In the wake of the “Brexit” vote and David Cameron’s resignation, Great Britain will have a new Prime Minister this week. Her name is Theresa May, and she will be the Britain’s second woman P.M. The “Iron Lady,” Margaret Thatcher, served in the position from 1979 to 1990.
Margaret Thatcher had an impressive slate of qualifications and accomplishments. She was a chemist before becoming an attorney, became a member of Parliament in 1959, was leader of Britain’s Conservative Party for 15 years, and her time as Prime Minister spanned an entire decade (the 1980s), a feat not seen in Britain since the 18th century.
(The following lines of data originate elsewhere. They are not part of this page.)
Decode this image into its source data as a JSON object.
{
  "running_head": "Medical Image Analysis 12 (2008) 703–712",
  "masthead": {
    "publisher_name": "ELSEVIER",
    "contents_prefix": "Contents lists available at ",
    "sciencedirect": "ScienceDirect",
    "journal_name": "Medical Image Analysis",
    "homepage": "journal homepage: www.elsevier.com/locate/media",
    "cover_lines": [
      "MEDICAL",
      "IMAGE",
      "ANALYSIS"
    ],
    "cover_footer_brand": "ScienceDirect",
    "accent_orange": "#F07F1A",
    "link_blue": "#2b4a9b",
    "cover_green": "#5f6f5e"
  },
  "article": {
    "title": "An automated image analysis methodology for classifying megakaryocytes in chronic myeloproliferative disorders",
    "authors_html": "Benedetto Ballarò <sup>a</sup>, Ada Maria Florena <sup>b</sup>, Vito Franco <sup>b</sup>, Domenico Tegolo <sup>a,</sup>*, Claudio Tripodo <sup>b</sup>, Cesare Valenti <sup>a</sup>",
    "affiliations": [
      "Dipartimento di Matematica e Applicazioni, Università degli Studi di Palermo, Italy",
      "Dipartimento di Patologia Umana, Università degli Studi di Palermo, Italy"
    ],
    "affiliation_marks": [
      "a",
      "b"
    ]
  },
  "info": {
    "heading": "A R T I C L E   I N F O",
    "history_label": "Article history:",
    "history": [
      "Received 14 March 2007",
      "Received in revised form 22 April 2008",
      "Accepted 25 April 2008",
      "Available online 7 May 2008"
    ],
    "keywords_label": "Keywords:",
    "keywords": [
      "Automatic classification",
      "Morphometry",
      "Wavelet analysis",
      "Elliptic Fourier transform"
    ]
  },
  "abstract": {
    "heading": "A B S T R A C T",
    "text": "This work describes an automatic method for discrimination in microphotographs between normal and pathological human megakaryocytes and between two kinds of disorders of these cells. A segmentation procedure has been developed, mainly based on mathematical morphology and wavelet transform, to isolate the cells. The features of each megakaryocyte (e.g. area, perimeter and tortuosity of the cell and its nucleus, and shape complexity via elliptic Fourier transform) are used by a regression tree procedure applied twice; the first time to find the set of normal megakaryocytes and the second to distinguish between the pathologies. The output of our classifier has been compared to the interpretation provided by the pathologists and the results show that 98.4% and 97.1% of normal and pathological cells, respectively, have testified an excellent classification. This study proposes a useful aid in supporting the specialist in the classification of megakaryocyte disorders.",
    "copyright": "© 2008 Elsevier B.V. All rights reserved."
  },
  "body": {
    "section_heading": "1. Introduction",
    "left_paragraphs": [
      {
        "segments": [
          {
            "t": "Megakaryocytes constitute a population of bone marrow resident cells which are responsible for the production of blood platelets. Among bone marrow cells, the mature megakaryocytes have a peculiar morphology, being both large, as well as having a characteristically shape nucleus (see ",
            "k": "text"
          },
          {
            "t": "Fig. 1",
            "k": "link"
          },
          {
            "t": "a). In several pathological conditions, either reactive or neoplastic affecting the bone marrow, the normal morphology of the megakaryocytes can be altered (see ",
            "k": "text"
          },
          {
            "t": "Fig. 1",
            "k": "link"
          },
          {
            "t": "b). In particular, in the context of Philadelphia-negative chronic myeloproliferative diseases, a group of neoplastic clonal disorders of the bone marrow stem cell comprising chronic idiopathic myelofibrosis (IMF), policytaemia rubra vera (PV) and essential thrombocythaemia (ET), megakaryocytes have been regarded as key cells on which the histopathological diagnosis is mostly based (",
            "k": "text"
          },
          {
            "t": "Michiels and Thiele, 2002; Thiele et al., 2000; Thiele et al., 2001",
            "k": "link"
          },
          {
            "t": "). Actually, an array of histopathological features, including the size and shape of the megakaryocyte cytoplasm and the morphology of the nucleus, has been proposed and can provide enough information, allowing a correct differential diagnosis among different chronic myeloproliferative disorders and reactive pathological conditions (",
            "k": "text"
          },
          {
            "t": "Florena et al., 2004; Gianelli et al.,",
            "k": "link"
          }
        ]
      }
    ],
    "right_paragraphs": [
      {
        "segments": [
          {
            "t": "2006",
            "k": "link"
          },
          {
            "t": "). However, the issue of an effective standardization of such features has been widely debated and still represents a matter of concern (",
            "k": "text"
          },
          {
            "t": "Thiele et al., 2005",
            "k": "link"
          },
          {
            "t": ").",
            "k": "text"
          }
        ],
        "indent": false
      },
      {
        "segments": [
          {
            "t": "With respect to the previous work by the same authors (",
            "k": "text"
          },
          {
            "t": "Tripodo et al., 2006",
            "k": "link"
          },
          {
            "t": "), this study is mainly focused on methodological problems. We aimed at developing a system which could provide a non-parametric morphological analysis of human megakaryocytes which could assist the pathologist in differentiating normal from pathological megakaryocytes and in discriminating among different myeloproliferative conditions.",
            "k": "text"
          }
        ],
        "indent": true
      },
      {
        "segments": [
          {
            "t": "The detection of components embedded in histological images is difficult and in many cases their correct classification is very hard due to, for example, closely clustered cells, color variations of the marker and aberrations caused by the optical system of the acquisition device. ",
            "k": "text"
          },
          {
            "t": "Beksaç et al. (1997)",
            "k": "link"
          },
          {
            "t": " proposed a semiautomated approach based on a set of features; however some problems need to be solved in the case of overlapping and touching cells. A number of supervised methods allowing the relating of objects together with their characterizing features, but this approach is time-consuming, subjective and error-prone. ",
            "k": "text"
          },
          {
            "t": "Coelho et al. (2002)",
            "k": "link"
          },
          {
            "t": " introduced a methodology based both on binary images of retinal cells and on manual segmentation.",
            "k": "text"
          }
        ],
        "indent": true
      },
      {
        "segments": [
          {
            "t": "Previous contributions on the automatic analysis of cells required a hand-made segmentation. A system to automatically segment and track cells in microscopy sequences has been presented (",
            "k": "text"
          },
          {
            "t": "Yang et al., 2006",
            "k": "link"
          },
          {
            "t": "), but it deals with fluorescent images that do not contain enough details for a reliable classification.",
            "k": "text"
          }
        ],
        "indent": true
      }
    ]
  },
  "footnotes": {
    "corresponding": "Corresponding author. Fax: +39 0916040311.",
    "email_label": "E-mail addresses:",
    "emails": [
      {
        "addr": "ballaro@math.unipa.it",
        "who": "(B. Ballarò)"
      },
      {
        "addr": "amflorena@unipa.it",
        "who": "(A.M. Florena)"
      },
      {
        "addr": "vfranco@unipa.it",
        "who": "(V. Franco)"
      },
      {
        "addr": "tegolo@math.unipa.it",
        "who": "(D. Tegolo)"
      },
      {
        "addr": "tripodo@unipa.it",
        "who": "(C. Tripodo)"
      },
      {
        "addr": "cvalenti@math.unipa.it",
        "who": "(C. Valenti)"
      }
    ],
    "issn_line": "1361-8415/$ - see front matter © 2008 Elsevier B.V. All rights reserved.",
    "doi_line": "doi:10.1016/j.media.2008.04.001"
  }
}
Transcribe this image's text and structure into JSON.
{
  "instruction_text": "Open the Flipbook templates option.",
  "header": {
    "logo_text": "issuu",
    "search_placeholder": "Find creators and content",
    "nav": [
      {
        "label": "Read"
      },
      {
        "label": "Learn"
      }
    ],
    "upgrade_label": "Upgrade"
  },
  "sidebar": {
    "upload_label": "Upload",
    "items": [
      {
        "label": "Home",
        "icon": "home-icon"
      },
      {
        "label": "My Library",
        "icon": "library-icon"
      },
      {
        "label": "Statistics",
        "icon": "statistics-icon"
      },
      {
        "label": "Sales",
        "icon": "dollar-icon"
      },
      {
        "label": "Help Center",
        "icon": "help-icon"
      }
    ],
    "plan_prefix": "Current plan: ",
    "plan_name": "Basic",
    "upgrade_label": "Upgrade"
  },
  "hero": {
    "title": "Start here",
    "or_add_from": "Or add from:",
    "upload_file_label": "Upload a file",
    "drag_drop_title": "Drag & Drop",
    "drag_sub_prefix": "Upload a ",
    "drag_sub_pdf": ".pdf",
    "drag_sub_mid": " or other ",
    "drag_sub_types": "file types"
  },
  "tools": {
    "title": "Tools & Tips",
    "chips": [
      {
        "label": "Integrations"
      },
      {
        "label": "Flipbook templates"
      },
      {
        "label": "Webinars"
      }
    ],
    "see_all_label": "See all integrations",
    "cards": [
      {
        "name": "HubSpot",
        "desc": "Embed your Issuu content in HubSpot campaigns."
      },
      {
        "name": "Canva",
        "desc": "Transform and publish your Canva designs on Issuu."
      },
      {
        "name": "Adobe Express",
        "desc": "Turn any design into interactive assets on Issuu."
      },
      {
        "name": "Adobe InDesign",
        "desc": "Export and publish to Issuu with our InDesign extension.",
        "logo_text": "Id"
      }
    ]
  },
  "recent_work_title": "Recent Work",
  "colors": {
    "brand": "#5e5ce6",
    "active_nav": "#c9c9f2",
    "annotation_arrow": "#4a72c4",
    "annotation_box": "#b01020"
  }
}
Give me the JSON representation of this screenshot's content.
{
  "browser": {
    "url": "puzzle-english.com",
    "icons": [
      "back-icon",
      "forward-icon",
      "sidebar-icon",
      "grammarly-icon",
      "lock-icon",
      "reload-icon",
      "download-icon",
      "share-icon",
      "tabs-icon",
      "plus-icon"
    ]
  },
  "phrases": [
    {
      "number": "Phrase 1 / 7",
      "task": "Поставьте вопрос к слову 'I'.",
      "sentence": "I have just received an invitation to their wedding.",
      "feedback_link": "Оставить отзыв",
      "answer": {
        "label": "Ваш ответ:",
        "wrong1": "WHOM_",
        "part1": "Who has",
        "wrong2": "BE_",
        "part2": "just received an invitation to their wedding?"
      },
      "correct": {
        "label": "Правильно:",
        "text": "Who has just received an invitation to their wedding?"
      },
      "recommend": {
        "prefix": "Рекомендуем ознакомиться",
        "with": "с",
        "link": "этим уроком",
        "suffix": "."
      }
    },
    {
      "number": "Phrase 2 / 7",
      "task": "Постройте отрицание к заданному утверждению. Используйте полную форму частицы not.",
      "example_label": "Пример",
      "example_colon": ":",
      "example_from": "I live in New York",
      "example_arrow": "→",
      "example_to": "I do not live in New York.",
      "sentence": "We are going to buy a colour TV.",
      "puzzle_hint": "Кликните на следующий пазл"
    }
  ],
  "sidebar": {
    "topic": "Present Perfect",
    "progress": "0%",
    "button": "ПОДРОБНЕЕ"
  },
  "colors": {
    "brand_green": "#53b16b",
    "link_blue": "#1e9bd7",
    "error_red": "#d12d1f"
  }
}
Of all the things said about Thatcher, I have no recollection that the fact that she was a mother was considered a qualification for office. Yet this is precisely what Theresa May’s challenger, Andrea Leadsom, implied in an interview with the Times of London. Leadsom said being a mother “means you have a very real stake in the future of our country.”
“I don’t really know Theresa very well. But I am sure she will be really, really sad she doesn’t have children so I don’t want this to be ‘Andrea has children, Theresa hasn’t,’ because I think that would be really horrible, but genuinely I feel that being a mom means you have a very real stake in the future of our country, a tangible stake. You know, she possibly has nieces, nephews, you know, lots of people, but I have children who are going to have children who will directly be a part of what happens next.”
May, who is 59, has recently spoken about not being able to have children.
My first thought regarding this kerfuffle is that no one would suggest that a man would be less qualified for office on account of his being childless. But then I recalled President George H.W. Bush’s nomination of David Souter to the Supreme Court in 1990. My own worldview had shifted dramatically over the previous five years, with the birth of our two sons, who brought with them everything from sleepless nights to child care issues. I couldn’t imagine how a never-married, childless man could understand the issues with which parents struggle every day. How could he adequately serve the interests of the majority of Americans when he could not relate to the issues they face?
Of course, the job of a prime minister and the job of a Supreme Court justice are very different. Justice Souter’s job was to interpret the law. Prime Minister May’s job will be to guide Britain through what will arguably be one of the most tumultuous periods in my lifetime. But does the fact of her being childless really mean she is less invested in the future of the country she will be leading?
I had my first child when I was 25. Over the next several years, certainly by the time President Bush nominated Justice Souter, I had evolved from being a staunch Republican to questioning whether the GOP was really concerned about me and my family. By 1992, I had become convinced that, indeed, they were not. I have no doubt that my journey from a single woman to a woman married with children contributed greatly to my slide to the left.
But one thing that did not change was my concern for the future of my country. In my early 20s, we were still in the throes of the Cold War and nukes were a big issue. The early ’80s saw the rise of AIDS, high unemployment and inflation, and soaring gas prices. National defense, economic and health issues have always been important to me, whether in my single days or now that it’s back to pretty much my husband and me.
My point is, children or no children, I love my country, as I presume both Ms. May and Ms. Leadsom do, and that love for country and concern for its future is not tied directly to the individuals that I love and care for. There are a great many things in this country that concern me but do not directly affect me — racial injustice, hunger, lack of opportunity, to name a few. To me, the most disingenuous element in Ms. Leadsom’s comment — “I have children who are going to have children who will directly be a part of what happens next” — is the suggestion that one’s concern for the future of her country extends only as far as how it will directly affect her children.
Indeed, a statement such as the one Ms. Leadsom made seems far more disqualifying than the fact of not being a mother.